[App and web page records]
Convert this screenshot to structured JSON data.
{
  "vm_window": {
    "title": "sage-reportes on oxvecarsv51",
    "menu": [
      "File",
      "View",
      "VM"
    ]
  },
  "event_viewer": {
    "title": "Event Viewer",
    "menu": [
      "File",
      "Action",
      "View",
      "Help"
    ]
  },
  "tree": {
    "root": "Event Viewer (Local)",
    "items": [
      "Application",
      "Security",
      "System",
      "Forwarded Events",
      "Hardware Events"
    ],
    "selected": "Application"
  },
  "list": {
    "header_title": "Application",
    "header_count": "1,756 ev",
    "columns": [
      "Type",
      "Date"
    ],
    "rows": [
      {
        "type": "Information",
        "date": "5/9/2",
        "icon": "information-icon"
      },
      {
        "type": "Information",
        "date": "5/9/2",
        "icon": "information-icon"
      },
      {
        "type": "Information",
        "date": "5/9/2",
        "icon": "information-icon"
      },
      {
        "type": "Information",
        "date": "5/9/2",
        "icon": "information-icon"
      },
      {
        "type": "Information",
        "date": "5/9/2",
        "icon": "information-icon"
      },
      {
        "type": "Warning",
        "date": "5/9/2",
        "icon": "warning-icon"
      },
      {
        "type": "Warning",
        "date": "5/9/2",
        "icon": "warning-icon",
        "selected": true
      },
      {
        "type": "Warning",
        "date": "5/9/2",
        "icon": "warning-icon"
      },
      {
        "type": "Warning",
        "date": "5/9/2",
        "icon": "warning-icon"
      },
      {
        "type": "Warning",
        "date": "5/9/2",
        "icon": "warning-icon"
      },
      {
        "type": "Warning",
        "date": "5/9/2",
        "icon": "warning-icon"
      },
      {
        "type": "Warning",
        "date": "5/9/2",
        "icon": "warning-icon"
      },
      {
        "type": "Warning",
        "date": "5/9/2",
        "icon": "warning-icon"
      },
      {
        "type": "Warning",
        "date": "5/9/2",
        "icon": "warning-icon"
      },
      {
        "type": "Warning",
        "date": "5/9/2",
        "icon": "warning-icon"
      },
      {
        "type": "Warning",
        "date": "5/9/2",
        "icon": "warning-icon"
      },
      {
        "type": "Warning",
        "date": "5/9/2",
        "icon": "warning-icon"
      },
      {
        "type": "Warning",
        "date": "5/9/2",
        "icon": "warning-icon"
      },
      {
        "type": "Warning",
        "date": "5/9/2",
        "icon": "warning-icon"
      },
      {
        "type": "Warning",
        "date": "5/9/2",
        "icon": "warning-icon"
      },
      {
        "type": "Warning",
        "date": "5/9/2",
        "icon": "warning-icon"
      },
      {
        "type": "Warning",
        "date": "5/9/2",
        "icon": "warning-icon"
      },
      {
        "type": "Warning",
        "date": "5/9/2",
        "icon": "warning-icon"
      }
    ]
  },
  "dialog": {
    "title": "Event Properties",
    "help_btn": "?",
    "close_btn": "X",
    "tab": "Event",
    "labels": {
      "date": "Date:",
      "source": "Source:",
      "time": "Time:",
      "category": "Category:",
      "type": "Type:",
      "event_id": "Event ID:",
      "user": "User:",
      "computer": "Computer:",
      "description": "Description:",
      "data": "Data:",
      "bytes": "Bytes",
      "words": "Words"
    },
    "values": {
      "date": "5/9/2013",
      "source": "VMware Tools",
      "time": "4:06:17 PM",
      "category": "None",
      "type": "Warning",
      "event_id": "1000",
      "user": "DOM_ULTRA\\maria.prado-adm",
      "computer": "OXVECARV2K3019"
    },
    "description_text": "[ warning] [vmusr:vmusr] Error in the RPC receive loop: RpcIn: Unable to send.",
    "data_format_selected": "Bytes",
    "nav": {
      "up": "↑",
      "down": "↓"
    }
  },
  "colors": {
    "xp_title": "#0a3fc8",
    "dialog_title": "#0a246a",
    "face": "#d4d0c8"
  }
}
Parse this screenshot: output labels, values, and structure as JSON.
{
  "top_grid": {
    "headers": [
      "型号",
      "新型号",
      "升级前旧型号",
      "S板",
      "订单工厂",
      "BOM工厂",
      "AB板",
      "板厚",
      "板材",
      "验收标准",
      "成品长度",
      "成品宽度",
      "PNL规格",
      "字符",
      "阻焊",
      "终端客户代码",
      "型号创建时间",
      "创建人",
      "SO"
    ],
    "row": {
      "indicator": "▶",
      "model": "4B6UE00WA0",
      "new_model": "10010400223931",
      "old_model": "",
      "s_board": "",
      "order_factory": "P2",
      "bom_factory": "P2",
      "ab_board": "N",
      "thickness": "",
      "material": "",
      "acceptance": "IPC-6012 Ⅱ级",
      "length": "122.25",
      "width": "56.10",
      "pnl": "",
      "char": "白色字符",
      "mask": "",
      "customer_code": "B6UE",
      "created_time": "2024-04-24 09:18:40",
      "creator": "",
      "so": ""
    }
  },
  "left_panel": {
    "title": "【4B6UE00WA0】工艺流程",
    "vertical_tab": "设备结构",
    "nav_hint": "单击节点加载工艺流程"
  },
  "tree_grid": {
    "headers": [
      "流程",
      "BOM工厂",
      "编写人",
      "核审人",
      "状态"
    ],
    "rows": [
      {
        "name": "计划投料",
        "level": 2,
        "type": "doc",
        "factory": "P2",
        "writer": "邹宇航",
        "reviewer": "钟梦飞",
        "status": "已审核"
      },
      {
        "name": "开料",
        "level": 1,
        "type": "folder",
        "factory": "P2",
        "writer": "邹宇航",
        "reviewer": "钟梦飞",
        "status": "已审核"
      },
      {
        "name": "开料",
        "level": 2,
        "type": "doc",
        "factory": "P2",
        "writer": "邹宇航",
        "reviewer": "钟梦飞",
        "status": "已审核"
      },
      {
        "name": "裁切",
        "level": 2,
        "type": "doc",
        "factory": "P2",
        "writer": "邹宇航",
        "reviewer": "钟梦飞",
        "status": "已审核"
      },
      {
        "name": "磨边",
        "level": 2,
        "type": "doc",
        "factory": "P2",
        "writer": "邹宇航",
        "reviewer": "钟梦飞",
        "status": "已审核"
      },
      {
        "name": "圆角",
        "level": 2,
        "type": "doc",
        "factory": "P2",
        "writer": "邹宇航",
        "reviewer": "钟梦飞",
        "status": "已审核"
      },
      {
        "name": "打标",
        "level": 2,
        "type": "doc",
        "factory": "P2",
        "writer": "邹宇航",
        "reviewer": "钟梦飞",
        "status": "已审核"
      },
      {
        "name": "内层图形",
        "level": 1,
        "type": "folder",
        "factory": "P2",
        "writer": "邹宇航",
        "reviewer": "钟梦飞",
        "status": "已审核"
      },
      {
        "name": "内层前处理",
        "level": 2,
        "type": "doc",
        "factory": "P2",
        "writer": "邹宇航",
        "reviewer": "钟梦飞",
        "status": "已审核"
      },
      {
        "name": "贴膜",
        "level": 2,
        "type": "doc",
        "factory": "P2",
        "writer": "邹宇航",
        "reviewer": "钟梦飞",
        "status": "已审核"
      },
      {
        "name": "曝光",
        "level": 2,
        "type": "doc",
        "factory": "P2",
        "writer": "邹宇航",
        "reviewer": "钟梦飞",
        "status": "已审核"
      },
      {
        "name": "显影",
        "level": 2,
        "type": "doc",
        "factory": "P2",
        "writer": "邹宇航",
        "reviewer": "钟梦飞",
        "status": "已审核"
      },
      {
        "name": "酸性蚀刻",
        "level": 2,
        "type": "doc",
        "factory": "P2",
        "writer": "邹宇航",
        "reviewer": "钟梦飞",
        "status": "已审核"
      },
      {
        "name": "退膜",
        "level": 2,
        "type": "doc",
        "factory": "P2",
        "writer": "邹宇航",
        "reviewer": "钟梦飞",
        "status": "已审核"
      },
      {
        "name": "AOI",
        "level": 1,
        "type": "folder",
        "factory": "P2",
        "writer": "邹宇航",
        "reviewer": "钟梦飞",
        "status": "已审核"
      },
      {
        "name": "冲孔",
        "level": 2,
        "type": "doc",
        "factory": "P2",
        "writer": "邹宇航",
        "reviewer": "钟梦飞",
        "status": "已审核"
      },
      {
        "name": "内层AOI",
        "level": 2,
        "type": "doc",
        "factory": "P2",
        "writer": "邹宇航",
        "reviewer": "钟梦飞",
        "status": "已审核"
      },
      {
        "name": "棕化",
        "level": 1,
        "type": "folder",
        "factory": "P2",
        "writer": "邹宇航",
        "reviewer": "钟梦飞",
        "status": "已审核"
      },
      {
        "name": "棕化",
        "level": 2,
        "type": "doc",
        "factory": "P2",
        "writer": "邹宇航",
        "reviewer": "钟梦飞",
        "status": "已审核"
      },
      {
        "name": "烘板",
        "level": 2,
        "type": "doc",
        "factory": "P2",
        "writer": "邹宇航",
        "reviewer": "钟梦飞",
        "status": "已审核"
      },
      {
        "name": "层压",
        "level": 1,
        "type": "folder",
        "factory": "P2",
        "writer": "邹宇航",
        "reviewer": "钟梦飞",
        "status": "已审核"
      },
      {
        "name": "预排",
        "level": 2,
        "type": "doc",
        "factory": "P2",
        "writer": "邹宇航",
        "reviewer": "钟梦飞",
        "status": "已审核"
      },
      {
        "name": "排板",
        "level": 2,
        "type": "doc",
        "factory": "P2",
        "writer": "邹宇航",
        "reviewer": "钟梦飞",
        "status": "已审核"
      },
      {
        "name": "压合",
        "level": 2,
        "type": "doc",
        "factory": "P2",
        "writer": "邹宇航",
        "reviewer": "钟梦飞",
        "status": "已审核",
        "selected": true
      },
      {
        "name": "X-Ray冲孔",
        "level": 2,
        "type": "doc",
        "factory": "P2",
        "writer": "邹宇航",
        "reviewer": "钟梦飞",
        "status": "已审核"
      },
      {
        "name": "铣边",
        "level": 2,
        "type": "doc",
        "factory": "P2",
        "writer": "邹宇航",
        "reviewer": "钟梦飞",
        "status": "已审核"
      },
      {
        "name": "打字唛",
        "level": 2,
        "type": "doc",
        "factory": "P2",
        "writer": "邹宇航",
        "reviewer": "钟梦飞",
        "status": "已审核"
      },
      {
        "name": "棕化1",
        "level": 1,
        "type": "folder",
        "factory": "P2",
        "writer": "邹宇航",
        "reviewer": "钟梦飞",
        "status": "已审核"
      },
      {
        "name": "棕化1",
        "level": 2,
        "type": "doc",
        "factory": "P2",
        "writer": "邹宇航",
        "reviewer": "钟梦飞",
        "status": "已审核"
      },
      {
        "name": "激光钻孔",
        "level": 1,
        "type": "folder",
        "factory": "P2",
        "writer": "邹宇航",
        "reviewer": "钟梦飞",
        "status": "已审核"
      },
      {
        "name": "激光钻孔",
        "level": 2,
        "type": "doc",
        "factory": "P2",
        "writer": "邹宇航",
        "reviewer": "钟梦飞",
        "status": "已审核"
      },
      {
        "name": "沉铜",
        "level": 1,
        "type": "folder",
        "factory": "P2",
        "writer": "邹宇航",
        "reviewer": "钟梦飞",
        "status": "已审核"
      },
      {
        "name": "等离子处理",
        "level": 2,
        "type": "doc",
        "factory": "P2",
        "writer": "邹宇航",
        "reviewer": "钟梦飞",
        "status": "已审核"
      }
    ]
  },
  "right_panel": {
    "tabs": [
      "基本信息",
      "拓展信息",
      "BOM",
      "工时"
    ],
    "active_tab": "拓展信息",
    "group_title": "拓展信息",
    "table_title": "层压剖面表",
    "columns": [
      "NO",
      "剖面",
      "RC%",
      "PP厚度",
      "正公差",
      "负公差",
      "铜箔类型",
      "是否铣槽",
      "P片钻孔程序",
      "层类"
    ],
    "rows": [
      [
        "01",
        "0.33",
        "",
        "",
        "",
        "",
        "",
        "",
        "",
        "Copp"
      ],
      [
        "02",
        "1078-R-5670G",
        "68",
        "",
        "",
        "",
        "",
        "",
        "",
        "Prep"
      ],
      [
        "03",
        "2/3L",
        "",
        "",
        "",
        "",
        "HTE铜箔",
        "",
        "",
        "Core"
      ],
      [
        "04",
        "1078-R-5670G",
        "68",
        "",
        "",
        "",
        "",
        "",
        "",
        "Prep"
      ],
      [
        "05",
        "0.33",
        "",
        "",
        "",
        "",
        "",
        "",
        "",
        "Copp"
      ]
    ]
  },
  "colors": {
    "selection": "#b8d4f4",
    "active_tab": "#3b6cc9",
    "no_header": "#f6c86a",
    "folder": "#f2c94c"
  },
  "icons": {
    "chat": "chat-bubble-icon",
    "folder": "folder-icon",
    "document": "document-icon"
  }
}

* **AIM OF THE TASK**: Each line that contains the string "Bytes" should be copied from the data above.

* **FINISHED EXERCISE**:
      "bytes": "Bytes",
    "data_format_selected": "Bytes",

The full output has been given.